Records from a dataset:

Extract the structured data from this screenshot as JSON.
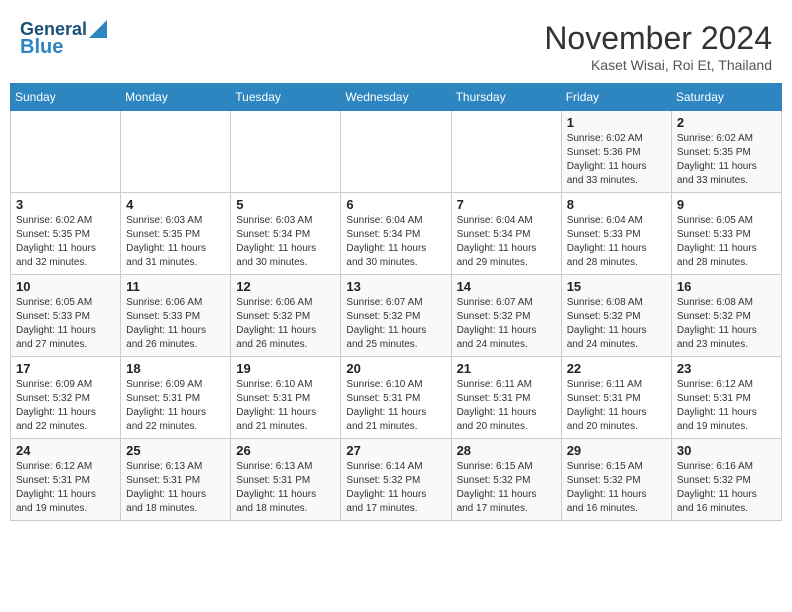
{
  "header": {
    "logo_line1": "General",
    "logo_line2": "Blue",
    "month": "November 2024",
    "location": "Kaset Wisai, Roi Et, Thailand"
  },
  "days_of_week": [
    "Sunday",
    "Monday",
    "Tuesday",
    "Wednesday",
    "Thursday",
    "Friday",
    "Saturday"
  ],
  "weeks": [
    [
      {
        "day": "",
        "info": ""
      },
      {
        "day": "",
        "info": ""
      },
      {
        "day": "",
        "info": ""
      },
      {
        "day": "",
        "info": ""
      },
      {
        "day": "",
        "info": ""
      },
      {
        "day": "1",
        "info": "Sunrise: 6:02 AM\nSunset: 5:36 PM\nDaylight: 11 hours\nand 33 minutes."
      },
      {
        "day": "2",
        "info": "Sunrise: 6:02 AM\nSunset: 5:35 PM\nDaylight: 11 hours\nand 33 minutes."
      }
    ],
    [
      {
        "day": "3",
        "info": "Sunrise: 6:02 AM\nSunset: 5:35 PM\nDaylight: 11 hours\nand 32 minutes."
      },
      {
        "day": "4",
        "info": "Sunrise: 6:03 AM\nSunset: 5:35 PM\nDaylight: 11 hours\nand 31 minutes."
      },
      {
        "day": "5",
        "info": "Sunrise: 6:03 AM\nSunset: 5:34 PM\nDaylight: 11 hours\nand 30 minutes."
      },
      {
        "day": "6",
        "info": "Sunrise: 6:04 AM\nSunset: 5:34 PM\nDaylight: 11 hours\nand 30 minutes."
      },
      {
        "day": "7",
        "info": "Sunrise: 6:04 AM\nSunset: 5:34 PM\nDaylight: 11 hours\nand 29 minutes."
      },
      {
        "day": "8",
        "info": "Sunrise: 6:04 AM\nSunset: 5:33 PM\nDaylight: 11 hours\nand 28 minutes."
      },
      {
        "day": "9",
        "info": "Sunrise: 6:05 AM\nSunset: 5:33 PM\nDaylight: 11 hours\nand 28 minutes."
      }
    ],
    [
      {
        "day": "10",
        "info": "Sunrise: 6:05 AM\nSunset: 5:33 PM\nDaylight: 11 hours\nand 27 minutes."
      },
      {
        "day": "11",
        "info": "Sunrise: 6:06 AM\nSunset: 5:33 PM\nDaylight: 11 hours\nand 26 minutes."
      },
      {
        "day": "12",
        "info": "Sunrise: 6:06 AM\nSunset: 5:32 PM\nDaylight: 11 hours\nand 26 minutes."
      },
      {
        "day": "13",
        "info": "Sunrise: 6:07 AM\nSunset: 5:32 PM\nDaylight: 11 hours\nand 25 minutes."
      },
      {
        "day": "14",
        "info": "Sunrise: 6:07 AM\nSunset: 5:32 PM\nDaylight: 11 hours\nand 24 minutes."
      },
      {
        "day": "15",
        "info": "Sunrise: 6:08 AM\nSunset: 5:32 PM\nDaylight: 11 hours\nand 24 minutes."
      },
      {
        "day": "16",
        "info": "Sunrise: 6:08 AM\nSunset: 5:32 PM\nDaylight: 11 hours\nand 23 minutes."
      }
    ],
    [
      {
        "day": "17",
        "info": "Sunrise: 6:09 AM\nSunset: 5:32 PM\nDaylight: 11 hours\nand 22 minutes."
      },
      {
        "day": "18",
        "info": "Sunrise: 6:09 AM\nSunset: 5:31 PM\nDaylight: 11 hours\nand 22 minutes."
      },
      {
        "day": "19",
        "info": "Sunrise: 6:10 AM\nSunset: 5:31 PM\nDaylight: 11 hours\nand 21 minutes."
      },
      {
        "day": "20",
        "info": "Sunrise: 6:10 AM\nSunset: 5:31 PM\nDaylight: 11 hours\nand 21 minutes."
      },
      {
        "day": "21",
        "info": "Sunrise: 6:11 AM\nSunset: 5:31 PM\nDaylight: 11 hours\nand 20 minutes."
      },
      {
        "day": "22",
        "info": "Sunrise: 6:11 AM\nSunset: 5:31 PM\nDaylight: 11 hours\nand 20 minutes."
      },
      {
        "day": "23",
        "info": "Sunrise: 6:12 AM\nSunset: 5:31 PM\nDaylight: 11 hours\nand 19 minutes."
      }
    ],
    [
      {
        "day": "24",
        "info": "Sunrise: 6:12 AM\nSunset: 5:31 PM\nDaylight: 11 hours\nand 19 minutes."
      },
      {
        "day": "25",
        "info": "Sunrise: 6:13 AM\nSunset: 5:31 PM\nDaylight: 11 hours\nand 18 minutes."
      },
      {
        "day": "26",
        "info": "Sunrise: 6:13 AM\nSunset: 5:31 PM\nDaylight: 11 hours\nand 18 minutes."
      },
      {
        "day": "27",
        "info": "Sunrise: 6:14 AM\nSunset: 5:32 PM\nDaylight: 11 hours\nand 17 minutes."
      },
      {
        "day": "28",
        "info": "Sunrise: 6:15 AM\nSunset: 5:32 PM\nDaylight: 11 hours\nand 17 minutes."
      },
      {
        "day": "29",
        "info": "Sunrise: 6:15 AM\nSunset: 5:32 PM\nDaylight: 11 hours\nand 16 minutes."
      },
      {
        "day": "30",
        "info": "Sunrise: 6:16 AM\nSunset: 5:32 PM\nDaylight: 11 hours\nand 16 minutes."
      }
    ]
  ]
}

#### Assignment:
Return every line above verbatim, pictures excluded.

#### Task solution:
Extract the structured data from this screenshot as JSON.
{
  "header": {
    "logo_line1": "General",
    "logo_line2": "Blue",
    "month": "November 2024",
    "location": "Kaset Wisai, Roi Et, Thailand"
  },
  "days_of_week": [
    "Sunday",
    "Monday",
    "Tuesday",
    "Wednesday",
    "Thursday",
    "Friday",
    "Saturday"
  ],
  "weeks": [
    [
      {
        "day": "",
        "info": ""
      },
      {
        "day": "",
        "info": ""
      },
      {
        "day": "",
        "info": ""
      },
      {
        "day": "",
        "info": ""
      },
      {
        "day": "",
        "info": ""
      },
      {
        "day": "1",
        "info": "Sunrise: 6:02 AM\nSunset: 5:36 PM\nDaylight: 11 hours\nand 33 minutes."
      },
      {
        "day": "2",
        "info": "Sunrise: 6:02 AM\nSunset: 5:35 PM\nDaylight: 11 hours\nand 33 minutes."
      }
    ],
    [
      {
        "day": "3",
        "info": "Sunrise: 6:02 AM\nSunset: 5:35 PM\nDaylight: 11 hours\nand 32 minutes."
      },
      {
        "day": "4",
        "info": "Sunrise: 6:03 AM\nSunset: 5:35 PM\nDaylight: 11 hours\nand 31 minutes."
      },
      {
        "day": "5",
        "info": "Sunrise: 6:03 AM\nSunset: 5:34 PM\nDaylight: 11 hours\nand 30 minutes."
      },
      {
        "day": "6",
        "info": "Sunrise: 6:04 AM\nSunset: 5:34 PM\nDaylight: 11 hours\nand 30 minutes."
      },
      {
        "day": "7",
        "info": "Sunrise: 6:04 AM\nSunset: 5:34 PM\nDaylight: 11 hours\nand 29 minutes."
      },
      {
        "day": "8",
        "info": "Sunrise: 6:04 AM\nSunset: 5:33 PM\nDaylight: 11 hours\nand 28 minutes."
      },
      {
        "day": "9",
        "info": "Sunrise: 6:05 AM\nSunset: 5:33 PM\nDaylight: 11 hours\nand 28 minutes."
      }
    ],
    [
      {
        "day": "10",
        "info": "Sunrise: 6:05 AM\nSunset: 5:33 PM\nDaylight: 11 hours\nand 27 minutes."
      },
      {
        "day": "11",
        "info": "Sunrise: 6:06 AM\nSunset: 5:33 PM\nDaylight: 11 hours\nand 26 minutes."
      },
      {
        "day": "12",
        "info": "Sunrise: 6:06 AM\nSunset: 5:32 PM\nDaylight: 11 hours\nand 26 minutes."
      },
      {
        "day": "13",
        "info": "Sunrise: 6:07 AM\nSunset: 5:32 PM\nDaylight: 11 hours\nand 25 minutes."
      },
      {
        "day": "14",
        "info": "Sunrise: 6:07 AM\nSunset: 5:32 PM\nDaylight: 11 hours\nand 24 minutes."
      },
      {
        "day": "15",
        "info": "Sunrise: 6:08 AM\nSunset: 5:32 PM\nDaylight: 11 hours\nand 24 minutes."
      },
      {
        "day": "16",
        "info": "Sunrise: 6:08 AM\nSunset: 5:32 PM\nDaylight: 11 hours\nand 23 minutes."
      }
    ],
    [
      {
        "day": "17",
        "info": "Sunrise: 6:09 AM\nSunset: 5:32 PM\nDaylight: 11 hours\nand 22 minutes."
      },
      {
        "day": "18",
        "info": "Sunrise: 6:09 AM\nSunset: 5:31 PM\nDaylight: 11 hours\nand 22 minutes."
      },
      {
        "day": "19",
        "info": "Sunrise: 6:10 AM\nSunset: 5:31 PM\nDaylight: 11 hours\nand 21 minutes."
      },
      {
        "day": "20",
        "info": "Sunrise: 6:10 AM\nSunset: 5:31 PM\nDaylight: 11 hours\nand 21 minutes."
      },
      {
        "day": "21",
        "info": "Sunrise: 6:11 AM\nSunset: 5:31 PM\nDaylight: 11 hours\nand 20 minutes."
      },
      {
        "day": "22",
        "info": "Sunrise: 6:11 AM\nSunset: 5:31 PM\nDaylight: 11 hours\nand 20 minutes."
      },
      {
        "day": "23",
        "info": "Sunrise: 6:12 AM\nSunset: 5:31 PM\nDaylight: 11 hours\nand 19 minutes."
      }
    ],
    [
      {
        "day": "24",
        "info": "Sunrise: 6:12 AM\nSunset: 5:31 PM\nDaylight: 11 hours\nand 19 minutes."
      },
      {
        "day": "25",
        "info": "Sunrise: 6:13 AM\nSunset: 5:31 PM\nDaylight: 11 hours\nand 18 minutes."
      },
      {
        "day": "26",
        "info": "Sunrise: 6:13 AM\nSunset: 5:31 PM\nDaylight: 11 hours\nand 18 minutes."
      },
      {
        "day": "27",
        "info": "Sunrise: 6:14 AM\nSunset: 5:32 PM\nDaylight: 11 hours\nand 17 minutes."
      },
      {
        "day": "28",
        "info": "Sunrise: 6:15 AM\nSunset: 5:32 PM\nDaylight: 11 hours\nand 17 minutes."
      },
      {
        "day": "29",
        "info": "Sunrise: 6:15 AM\nSunset: 5:32 PM\nDaylight: 11 hours\nand 16 minutes."
      },
      {
        "day": "30",
        "info": "Sunrise: 6:16 AM\nSunset: 5:32 PM\nDaylight: 11 hours\nand 16 minutes."
      }
    ]
  ]
}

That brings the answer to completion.